▶ Instructions for the task: The data below must be repeated exactly. Leave nothing out.

----- Supplied data

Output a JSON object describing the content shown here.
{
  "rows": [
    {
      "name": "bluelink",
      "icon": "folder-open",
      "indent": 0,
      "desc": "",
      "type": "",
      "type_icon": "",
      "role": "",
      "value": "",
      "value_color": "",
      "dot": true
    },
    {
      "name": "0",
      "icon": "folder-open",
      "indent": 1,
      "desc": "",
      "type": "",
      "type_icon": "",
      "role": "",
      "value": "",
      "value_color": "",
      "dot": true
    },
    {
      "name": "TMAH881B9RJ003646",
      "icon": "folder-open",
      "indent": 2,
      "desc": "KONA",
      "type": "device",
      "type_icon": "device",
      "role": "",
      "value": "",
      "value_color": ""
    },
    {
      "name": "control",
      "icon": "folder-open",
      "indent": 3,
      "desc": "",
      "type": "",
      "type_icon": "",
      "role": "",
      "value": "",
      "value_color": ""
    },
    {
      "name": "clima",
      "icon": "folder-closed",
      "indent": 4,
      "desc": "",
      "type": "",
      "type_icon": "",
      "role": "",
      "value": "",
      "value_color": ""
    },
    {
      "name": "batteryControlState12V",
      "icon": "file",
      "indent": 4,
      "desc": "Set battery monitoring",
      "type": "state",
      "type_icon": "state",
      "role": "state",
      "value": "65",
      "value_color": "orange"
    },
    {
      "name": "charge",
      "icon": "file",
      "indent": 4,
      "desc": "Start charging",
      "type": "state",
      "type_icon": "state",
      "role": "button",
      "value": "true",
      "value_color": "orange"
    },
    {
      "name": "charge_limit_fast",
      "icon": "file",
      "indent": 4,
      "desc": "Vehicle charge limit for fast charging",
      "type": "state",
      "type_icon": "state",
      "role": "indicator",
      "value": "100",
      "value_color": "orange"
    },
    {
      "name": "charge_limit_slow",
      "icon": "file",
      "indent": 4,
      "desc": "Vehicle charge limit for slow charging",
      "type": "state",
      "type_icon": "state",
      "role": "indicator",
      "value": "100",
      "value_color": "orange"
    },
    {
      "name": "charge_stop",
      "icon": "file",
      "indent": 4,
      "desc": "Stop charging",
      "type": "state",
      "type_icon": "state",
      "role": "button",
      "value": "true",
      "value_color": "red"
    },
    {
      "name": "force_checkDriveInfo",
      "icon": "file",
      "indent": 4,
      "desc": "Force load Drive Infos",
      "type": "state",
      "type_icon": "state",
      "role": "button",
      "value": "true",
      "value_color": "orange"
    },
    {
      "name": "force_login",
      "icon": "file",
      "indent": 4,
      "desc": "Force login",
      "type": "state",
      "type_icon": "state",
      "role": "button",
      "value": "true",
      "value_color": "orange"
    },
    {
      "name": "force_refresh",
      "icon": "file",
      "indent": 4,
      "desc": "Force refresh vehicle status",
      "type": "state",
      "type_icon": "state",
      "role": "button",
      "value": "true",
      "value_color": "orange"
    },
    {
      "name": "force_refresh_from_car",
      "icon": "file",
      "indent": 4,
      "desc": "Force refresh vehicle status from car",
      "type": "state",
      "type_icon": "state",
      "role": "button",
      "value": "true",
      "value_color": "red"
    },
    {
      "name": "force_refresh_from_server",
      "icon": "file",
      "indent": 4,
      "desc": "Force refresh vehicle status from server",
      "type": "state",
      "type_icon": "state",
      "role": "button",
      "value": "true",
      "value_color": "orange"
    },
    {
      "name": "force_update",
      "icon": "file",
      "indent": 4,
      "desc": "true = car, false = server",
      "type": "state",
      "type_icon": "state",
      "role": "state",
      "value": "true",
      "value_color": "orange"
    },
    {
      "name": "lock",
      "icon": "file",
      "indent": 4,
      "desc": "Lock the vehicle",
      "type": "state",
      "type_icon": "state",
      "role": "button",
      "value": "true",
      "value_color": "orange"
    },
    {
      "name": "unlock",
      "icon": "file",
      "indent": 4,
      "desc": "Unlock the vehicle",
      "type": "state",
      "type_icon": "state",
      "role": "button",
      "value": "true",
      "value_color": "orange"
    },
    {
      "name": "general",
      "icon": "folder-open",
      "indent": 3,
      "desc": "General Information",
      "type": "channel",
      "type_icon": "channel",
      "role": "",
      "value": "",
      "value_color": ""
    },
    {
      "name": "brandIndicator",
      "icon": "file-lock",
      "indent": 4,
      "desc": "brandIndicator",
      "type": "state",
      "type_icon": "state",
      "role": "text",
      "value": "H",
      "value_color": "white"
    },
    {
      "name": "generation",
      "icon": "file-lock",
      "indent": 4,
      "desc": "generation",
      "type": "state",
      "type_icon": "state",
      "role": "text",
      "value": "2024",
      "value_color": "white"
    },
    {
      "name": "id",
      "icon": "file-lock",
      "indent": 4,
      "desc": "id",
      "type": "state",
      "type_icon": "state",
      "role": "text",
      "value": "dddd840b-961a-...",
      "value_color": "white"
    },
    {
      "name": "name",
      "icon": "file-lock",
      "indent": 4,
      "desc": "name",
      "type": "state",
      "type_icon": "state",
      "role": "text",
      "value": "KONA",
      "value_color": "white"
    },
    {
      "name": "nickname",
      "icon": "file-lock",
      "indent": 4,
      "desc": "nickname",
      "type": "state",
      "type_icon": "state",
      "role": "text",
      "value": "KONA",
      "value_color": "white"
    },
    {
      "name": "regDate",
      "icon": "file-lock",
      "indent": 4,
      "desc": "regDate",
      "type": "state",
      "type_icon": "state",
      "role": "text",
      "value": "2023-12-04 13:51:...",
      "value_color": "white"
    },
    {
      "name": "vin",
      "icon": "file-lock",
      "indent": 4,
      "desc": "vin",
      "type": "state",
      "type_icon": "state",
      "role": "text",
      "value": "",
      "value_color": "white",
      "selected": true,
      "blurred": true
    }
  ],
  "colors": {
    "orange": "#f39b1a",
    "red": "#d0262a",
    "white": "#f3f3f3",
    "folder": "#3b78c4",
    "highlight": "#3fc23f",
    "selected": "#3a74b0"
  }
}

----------

▶ Exercise solution:
Output a JSON object describing the content shown here.
{
  "rows": [
    {
      "name": "bluelink",
      "icon": "folder-open",
      "indent": 0,
      "desc": "",
      "type": "",
      "type_icon": "",
      "role": "",
      "value": "",
      "value_color": "",
      "dot": true
    },
    {
      "name": "0",
      "icon": "folder-open",
      "indent": 1,
      "desc": "",
      "type": "",
      "type_icon": "",
      "role": "",
      "value": "",
      "value_color": "",
      "dot": true
    },
    {
      "name": "TMAH881B9RJ003646",
      "icon": "folder-open",
      "indent": 2,
      "desc": "KONA",
      "type": "device",
      "type_icon": "device",
      "role": "",
      "value": "",
      "value_color": ""
    },
    {
      "name": "control",
      "icon": "folder-open",
      "indent": 3,
      "desc": "",
      "type": "",
      "type_icon": "",
      "role": "",
      "value": "",
      "value_color": ""
    },
    {
      "name": "clima",
      "icon": "folder-closed",
      "indent": 4,
      "desc": "",
      "type": "",
      "type_icon": "",
      "role": "",
      "value": "",
      "value_color": ""
    },
    {
      "name": "batteryControlState12V",
      "icon": "file",
      "indent": 4,
      "desc": "Set battery monitoring",
      "type": "state",
      "type_icon": "state",
      "role": "state",
      "value": "65",
      "value_color": "orange"
    },
    {
      "name": "charge",
      "icon": "file",
      "indent": 4,
      "desc": "Start charging",
      "type": "state",
      "type_icon": "state",
      "role": "button",
      "value": "true",
      "value_color": "orange"
    },
    {
      "name": "charge_limit_fast",
      "icon": "file",
      "indent": 4,
      "desc": "Vehicle charge limit for fast charging",
      "type": "state",
      "type_icon": "state",
      "role": "indicator",
      "value": "100",
      "value_color": "orange"
    },
    {
      "name": "charge_limit_slow",
      "icon": "file",
      "indent": 4,
      "desc": "Vehicle charge limit for slow charging",
      "type": "state",
      "type_icon": "state",
      "role": "indicator",
      "value": "100",
      "value_color": "orange"
    },
    {
      "name": "charge_stop",
      "icon": "file",
      "indent": 4,
      "desc": "Stop charging",
      "type": "state",
      "type_icon": "state",
      "role": "button",
      "value": "true",
      "value_color": "red"
    },
    {
      "name": "force_checkDriveInfo",
      "icon": "file",
      "indent": 4,
      "desc": "Force load Drive Infos",
      "type": "state",
      "type_icon": "state",
      "role": "button",
      "value": "true",
      "value_color": "orange"
    },
    {
      "name": "force_login",
      "icon": "file",
      "indent": 4,
      "desc": "Force login",
      "type": "state",
      "type_icon": "state",
      "role": "button",
      "value": "true",
      "value_color": "orange"
    },
    {
      "name": "force_refresh",
      "icon": "file",
      "indent": 4,
      "desc": "Force refresh vehicle status",
      "type": "state",
      "type_icon": "state",
      "role": "button",
      "value": "true",
      "value_color": "orange"
    },
    {
      "name": "force_refresh_from_car",
      "icon": "file",
      "indent": 4,
      "desc": "Force refresh vehicle status from car",
      "type": "state",
      "type_icon": "state",
      "role": "button",
      "value": "true",
      "value_color": "red"
    },
    {
      "name": "force_refresh_from_server",
      "icon": "file",
      "indent": 4,
      "desc": "Force refresh vehicle status from server",
      "type": "state",
      "type_icon": "state",
      "role": "button",
      "value": "true",
      "value_color": "orange"
    },
    {
      "name": "force_update",
      "icon": "file",
      "indent": 4,
      "desc": "true = car, false = server",
      "type": "state",
      "type_icon": "state",
      "role": "state",
      "value": "true",
      "value_color": "orange"
    },
    {
      "name": "lock",
      "icon": "file",
      "indent": 4,
      "desc": "Lock the vehicle",
      "type": "state",
      "type_icon": "state",
      "role": "button",
      "value": "true",
      "value_color": "orange"
    },
    {
      "name": "unlock",
      "icon": "file",
      "indent": 4,
      "desc": "Unlock the vehicle",
      "type": "state",
      "type_icon": "state",
      "role": "button",
      "value": "true",
      "value_color": "orange"
    },
    {
      "name": "general",
      "icon": "folder-open",
      "indent": 3,
      "desc": "General Information",
      "type": "channel",
      "type_icon": "channel",
      "role": "",
      "value": "",
      "value_color": ""
    },
    {
      "name": "brandIndicator",
      "icon": "file-lock",
      "indent": 4,
      "desc": "brandIndicator",
      "type": "state",
      "type_icon": "state",
      "role": "text",
      "value": "H",
      "value_color": "white"
    },
    {
      "name": "generation",
      "icon": "file-lock",
      "indent": 4,
      "desc": "generation",
      "type": "state",
      "type_icon": "state",
      "role": "text",
      "value": "2024",
      "value_color": "white"
    },
    {
      "name": "id",
      "icon": "file-lock",
      "indent": 4,
      "desc": "id",
      "type": "state",
      "type_icon": "state",
      "role": "text",
      "value": "dddd840b-961a-...",
      "value_color": "white"
    },
    {
      "name": "name",
      "icon": "file-lock",
      "indent": 4,
      "desc": "name",
      "type": "state",
      "type_icon": "state",
      "role": "text",
      "value": "KONA",
      "value_color": "white"
    },
    {
      "name": "nickname",
      "icon": "file-lock",
      "indent": 4,
      "desc": "nickname",
      "type": "state",
      "type_icon": "state",
      "role": "text",
      "value": "KONA",
      "value_color": "white"
    },
    {
      "name": "regDate",
      "icon": "file-lock",
      "indent": 4,
      "desc": "regDate",
      "type": "state",
      "type_icon": "state",
      "role": "text",
      "value": "2023-12-04 13:51:...",
      "value_color": "white"
    },
    {
      "name": "vin",
      "icon": "file-lock",
      "indent": 4,
      "desc": "vin",
      "type": "state",
      "type_icon": "state",
      "role": "text",
      "value": "",
      "value_color": "white",
      "selected": true,
      "blurred": true
    }
  ],
  "colors": {
    "orange": "#f39b1a",
    "red": "#d0262a",
    "white": "#f3f3f3",
    "folder": "#3b78c4",
    "highlight": "#3fc23f",
    "selected": "#3a74b0"
  }
}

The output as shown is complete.